The two poems differ in a number of ways, the first notable difference being in structure. Apartment Cats by Thom Gunn takes a stanzaic form, consisting of three stanzas each composed of six lines. Gunn has used free verse, with irregular rhythmic cadence, both in the actual verses and as a linking mechanism between each verse For example it appears that Gunn has tried to rhyme the last word in each stanza with the last word in the first line of the next stanza, perhaps as a method of maintaining a natural flow throughout the poem.
This is very different to the form used by Thomas Flatman in An Appeal to Cats in the Business of Love. Flatman’s poem is not split into stanzas and he has used rhyming couplets throughout most of the poem to give an AABBCCDDEEFGGF rhyme scheme. The poem takes a mainly iambic beat, using an unstressed and ...view middle of the document...

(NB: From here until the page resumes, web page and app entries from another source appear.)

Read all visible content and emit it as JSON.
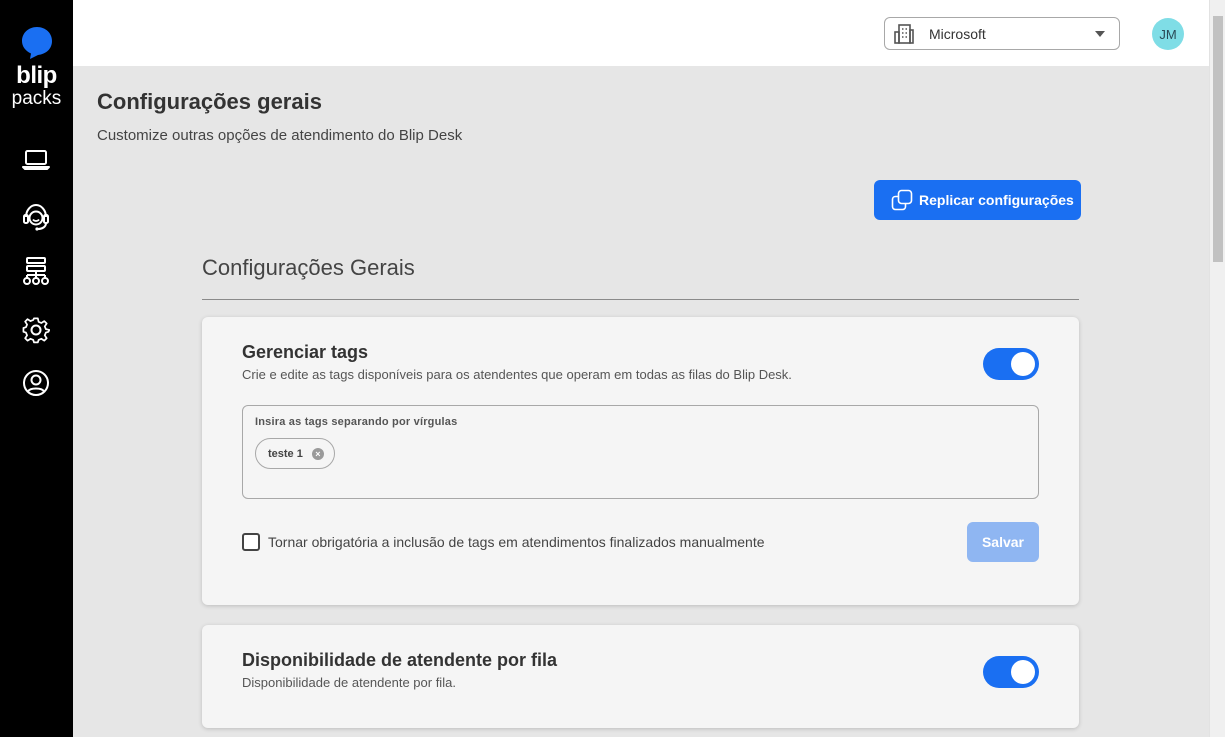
{
  "brand": {
    "name_line1": "blip",
    "name_line2": "packs",
    "accent": "#1a6ff2"
  },
  "sidebar": {
    "items": [
      {
        "icon": "laptop-icon"
      },
      {
        "icon": "support-agent-icon"
      },
      {
        "icon": "sitemap-icon"
      },
      {
        "icon": "gear-icon"
      },
      {
        "icon": "user-profile-icon"
      }
    ]
  },
  "header": {
    "tenant": {
      "icon": "building-icon",
      "selected": "Microsoft"
    },
    "avatar_initials": "JM"
  },
  "page": {
    "title": "Configurações gerais",
    "subtitle": "Customize outras opções de atendimento do Blip Desk",
    "replicate_button": "Replicar configurações",
    "section_title": "Configurações Gerais"
  },
  "cards": {
    "tags": {
      "title": "Gerenciar tags",
      "description": "Crie e edite as tags disponíveis para os atendentes que operam em todas as filas do Blip Desk.",
      "enabled": true,
      "input_label": "Insira as tags separando por vírgulas",
      "chips": [
        "teste 1"
      ],
      "required_checkbox_label": "Tornar obrigatória a inclusão de tags em atendimentos finalizados manualmente",
      "required_checked": false,
      "save_label": "Salvar"
    },
    "availability": {
      "title": "Disponibilidade de atendente por fila",
      "description": "Disponibilidade de atendente por fila.",
      "enabled": true
    }
  }
}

In terms of representation of the cats in each of the poems, I believe that Flatman has written anthropomorphically, ascribing the attributes of man in the art of love, passion and seduction to that of a cat. I see it as almost a comparison between the sexual actions of cats and those of a man, where the cat is finally portrayed of the superior, experienced being when it comes to such behaviour:
Only cats, when they fall
From a house or a wall,
Keep their feet, mount their tails, and away!
The ending could be read as a mockery of men and is what I was referring to in one of the earlier paragraphs where I said that the poems form changes to almost that of a limerick, indecent with humorous intent. Throughout the poem sexual references and comparisons are made, with the cats spitting love at each other and feeling the ‘pangs of a passionate lover’. References are made to ‘scratches’ and ‘tattered fur’ which I read as a result of a sexual encounter.
This is very different to how I interpreted Apartment Cats. In this poem I believe that Gunn is writing about real cats and not necessarily using them as a metaphor for something sexual, but rather for a lack of freedom, something that can be attributed to both the cats and humans. I can see how sexual suggestions could be deduced, however, I do not believe that this is the premise of the poem. I see this more as an observation of cats, confined to a small, indoor space. Gunn makes reference to the ‘outside smell’, something these cats are unlikely to experience living in an apartment, and so I believe that the underlining theme of this poem is confinement and isolation, offering a study of behaviour and emotions when a living being is subject to such circumstances. The poem ends with ‘She abruptly rises, knowing well how to stalk off in wise indifference’ demonstrating a means of tolerance of the situation.